◆ **Your assignment**
Where the string "name" appears in a line of the data, show that line.

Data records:

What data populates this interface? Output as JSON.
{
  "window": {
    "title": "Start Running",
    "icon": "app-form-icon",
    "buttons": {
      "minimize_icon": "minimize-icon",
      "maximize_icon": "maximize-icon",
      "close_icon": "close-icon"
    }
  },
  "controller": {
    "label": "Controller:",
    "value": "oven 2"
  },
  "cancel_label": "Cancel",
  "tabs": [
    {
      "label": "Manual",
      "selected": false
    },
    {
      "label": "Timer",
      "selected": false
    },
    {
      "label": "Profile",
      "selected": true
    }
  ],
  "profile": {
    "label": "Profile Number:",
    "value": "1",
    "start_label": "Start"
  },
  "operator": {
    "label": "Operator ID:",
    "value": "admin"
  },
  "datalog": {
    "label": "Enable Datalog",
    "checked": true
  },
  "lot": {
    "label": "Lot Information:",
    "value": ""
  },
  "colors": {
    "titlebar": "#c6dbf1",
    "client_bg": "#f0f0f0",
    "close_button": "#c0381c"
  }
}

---

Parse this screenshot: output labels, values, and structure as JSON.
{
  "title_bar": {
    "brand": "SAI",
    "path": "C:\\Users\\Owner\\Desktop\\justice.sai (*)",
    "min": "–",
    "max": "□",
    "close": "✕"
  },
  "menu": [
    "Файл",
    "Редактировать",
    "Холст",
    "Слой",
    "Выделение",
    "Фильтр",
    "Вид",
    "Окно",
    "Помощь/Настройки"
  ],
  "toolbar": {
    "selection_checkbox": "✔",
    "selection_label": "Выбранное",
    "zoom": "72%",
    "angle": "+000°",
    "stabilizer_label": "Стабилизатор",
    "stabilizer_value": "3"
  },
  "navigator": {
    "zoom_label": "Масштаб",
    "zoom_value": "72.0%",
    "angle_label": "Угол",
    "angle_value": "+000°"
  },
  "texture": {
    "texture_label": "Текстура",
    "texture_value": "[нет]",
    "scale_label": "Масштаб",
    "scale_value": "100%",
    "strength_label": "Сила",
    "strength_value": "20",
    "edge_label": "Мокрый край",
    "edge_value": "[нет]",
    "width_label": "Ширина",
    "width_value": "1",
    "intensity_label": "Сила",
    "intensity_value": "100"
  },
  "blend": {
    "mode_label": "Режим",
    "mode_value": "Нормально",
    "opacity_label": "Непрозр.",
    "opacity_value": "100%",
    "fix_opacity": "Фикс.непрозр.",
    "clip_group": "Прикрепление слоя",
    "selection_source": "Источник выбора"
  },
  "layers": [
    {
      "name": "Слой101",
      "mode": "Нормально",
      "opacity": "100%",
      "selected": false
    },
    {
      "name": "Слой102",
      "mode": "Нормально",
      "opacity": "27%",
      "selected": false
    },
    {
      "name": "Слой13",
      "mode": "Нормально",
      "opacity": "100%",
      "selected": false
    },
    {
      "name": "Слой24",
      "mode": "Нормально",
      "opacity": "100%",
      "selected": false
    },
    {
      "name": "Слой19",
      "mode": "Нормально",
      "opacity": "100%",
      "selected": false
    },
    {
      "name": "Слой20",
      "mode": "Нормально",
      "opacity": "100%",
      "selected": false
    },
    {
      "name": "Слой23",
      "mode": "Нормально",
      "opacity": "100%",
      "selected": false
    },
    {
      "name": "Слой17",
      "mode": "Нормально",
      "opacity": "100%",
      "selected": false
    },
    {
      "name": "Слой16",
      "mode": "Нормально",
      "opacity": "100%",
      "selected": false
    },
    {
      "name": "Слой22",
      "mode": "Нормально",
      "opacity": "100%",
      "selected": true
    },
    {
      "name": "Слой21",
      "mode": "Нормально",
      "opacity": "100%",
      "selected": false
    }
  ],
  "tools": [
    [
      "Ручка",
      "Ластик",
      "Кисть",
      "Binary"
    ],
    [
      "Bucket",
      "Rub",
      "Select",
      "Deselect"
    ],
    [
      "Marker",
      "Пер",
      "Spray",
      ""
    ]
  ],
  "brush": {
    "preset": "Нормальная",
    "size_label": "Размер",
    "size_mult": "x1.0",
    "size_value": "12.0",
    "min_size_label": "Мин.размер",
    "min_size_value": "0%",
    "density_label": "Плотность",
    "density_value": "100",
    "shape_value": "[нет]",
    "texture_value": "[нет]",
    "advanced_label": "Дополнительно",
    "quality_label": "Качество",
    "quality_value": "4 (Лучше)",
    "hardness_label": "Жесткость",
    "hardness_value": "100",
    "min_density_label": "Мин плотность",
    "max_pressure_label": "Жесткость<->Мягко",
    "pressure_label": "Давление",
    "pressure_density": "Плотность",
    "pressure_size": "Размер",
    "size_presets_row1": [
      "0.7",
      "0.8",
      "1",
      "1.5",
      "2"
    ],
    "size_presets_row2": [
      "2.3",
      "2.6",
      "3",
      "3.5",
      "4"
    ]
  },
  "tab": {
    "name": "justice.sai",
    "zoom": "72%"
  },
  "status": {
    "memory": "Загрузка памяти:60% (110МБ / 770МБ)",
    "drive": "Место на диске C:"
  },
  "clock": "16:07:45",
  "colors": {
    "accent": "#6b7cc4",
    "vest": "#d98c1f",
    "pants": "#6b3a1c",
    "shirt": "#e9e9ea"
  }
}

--

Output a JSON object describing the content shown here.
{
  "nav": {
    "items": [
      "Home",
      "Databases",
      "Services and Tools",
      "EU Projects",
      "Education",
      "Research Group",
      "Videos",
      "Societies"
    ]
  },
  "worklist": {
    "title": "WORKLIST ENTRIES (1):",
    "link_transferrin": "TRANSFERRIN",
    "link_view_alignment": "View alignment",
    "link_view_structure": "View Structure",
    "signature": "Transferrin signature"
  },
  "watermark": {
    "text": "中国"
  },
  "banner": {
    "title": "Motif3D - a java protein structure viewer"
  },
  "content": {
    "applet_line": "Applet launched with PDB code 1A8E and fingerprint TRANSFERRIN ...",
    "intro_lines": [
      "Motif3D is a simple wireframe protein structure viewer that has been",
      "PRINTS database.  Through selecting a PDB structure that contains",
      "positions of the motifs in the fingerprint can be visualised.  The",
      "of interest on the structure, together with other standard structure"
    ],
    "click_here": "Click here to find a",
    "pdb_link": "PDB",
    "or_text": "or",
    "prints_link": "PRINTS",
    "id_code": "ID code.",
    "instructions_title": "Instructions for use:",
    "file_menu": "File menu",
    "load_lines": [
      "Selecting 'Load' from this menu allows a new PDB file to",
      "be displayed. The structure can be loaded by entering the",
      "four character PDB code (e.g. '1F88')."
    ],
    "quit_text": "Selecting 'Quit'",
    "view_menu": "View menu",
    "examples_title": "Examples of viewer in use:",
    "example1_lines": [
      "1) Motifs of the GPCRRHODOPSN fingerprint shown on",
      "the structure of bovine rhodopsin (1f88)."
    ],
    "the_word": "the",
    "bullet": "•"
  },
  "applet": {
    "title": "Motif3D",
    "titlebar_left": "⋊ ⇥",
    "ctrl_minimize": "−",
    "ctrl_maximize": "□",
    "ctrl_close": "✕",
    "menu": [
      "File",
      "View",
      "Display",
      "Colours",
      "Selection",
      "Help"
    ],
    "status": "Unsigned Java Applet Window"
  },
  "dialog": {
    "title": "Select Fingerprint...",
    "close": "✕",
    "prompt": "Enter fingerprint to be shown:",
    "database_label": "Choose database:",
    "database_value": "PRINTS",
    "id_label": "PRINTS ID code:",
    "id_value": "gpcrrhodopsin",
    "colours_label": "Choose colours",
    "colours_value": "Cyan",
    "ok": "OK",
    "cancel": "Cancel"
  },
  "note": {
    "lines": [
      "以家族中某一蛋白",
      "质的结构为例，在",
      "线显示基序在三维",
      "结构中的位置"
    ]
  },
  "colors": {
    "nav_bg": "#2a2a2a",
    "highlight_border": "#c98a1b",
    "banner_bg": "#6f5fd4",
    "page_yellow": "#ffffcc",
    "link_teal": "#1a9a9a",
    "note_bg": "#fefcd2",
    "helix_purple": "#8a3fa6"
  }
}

◆ **Result of this task**
      "name": "Слой101",
      "name": "Слой102",
      "name": "Слой13",
      "name": "Слой24",
      "name": "Слой19",
      "name": "Слой20",
      "name": "Слой23",
      "name": "Слой17",
      "name": "Слой16",
      "name": "Слой22",
      "name": "Слой21",
    "name": "justice.sai",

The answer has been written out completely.